This works with Ubuntu 10.04 clients using an OSX Snow Leopard OpenLDAP server. It should work with other variants, but I had such a terrible time finding documentation for ubuntu and osx, that I decided to post this.
Step one: Make sure root has a password, if you screw this up and root doesn’t have a password, you won’t be able to su -.
Now install the packages you need for the Ubuntu client:
apt-get install nss-updatedb ldap-utils libpam-ldap libnss-ldap nscd nslcd sudo-ldap
Next, edit /etc/nsswitch.conf and change
passwd: compat group: compat
passwd: files ldap group: files ldap
Now restart the nscd service and nslcd
When you install the packages above, it will prompt you for your directory info. I skipped that config and edited manually. /etc/ldap.conf should look like this:
host 18.104.22.168 base dc=example,dc=com ldap_version 3 #pam_filter !(uid=root) pam_password crypt
Now make sure your nslcd.conf is correct:
# /etc/nslcd.conf # nslcd configuration file. See nslcd.conf(5) # for details. # The user and group nslcd should run as. uid nslcd gid nslcd # The location at which the LDAP server(s) should be reachable. uri ldap://22.214.171.124/ # The search base that will be used for all queries. base dc=example,dc=com # The LDAP protocol version to use. ldap_version 3 # The DN to bind with for normal lookups. #binddn cn=annonymous,dc=example,dc=net #bindpw secret # SSL options ssl off #tls_reqcert never # The search scope. scope sub

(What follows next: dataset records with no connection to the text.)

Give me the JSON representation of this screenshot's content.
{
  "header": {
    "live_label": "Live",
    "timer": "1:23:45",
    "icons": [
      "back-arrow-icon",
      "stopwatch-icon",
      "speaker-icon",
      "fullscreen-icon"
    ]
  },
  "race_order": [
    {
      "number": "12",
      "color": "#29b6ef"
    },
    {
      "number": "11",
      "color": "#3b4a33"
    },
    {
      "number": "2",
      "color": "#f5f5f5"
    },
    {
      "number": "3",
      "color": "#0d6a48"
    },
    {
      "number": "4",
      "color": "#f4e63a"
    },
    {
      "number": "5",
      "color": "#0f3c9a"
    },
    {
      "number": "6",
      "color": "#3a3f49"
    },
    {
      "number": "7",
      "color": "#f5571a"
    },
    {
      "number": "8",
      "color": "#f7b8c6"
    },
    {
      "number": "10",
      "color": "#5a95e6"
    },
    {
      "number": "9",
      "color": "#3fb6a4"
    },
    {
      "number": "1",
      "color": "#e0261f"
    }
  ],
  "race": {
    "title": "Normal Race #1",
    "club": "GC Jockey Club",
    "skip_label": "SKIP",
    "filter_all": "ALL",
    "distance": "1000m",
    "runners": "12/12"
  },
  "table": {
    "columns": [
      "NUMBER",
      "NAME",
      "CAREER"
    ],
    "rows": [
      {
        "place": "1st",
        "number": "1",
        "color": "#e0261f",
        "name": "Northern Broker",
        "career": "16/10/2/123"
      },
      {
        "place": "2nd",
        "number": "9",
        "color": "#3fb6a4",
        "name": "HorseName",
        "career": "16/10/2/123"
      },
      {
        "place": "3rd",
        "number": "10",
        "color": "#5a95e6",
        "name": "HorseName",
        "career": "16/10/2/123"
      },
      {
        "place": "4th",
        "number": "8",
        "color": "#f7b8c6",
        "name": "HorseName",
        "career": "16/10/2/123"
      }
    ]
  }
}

That should do it. If your LDAP admin group is “admin”, users in that group should have sudo based on the default sudoers.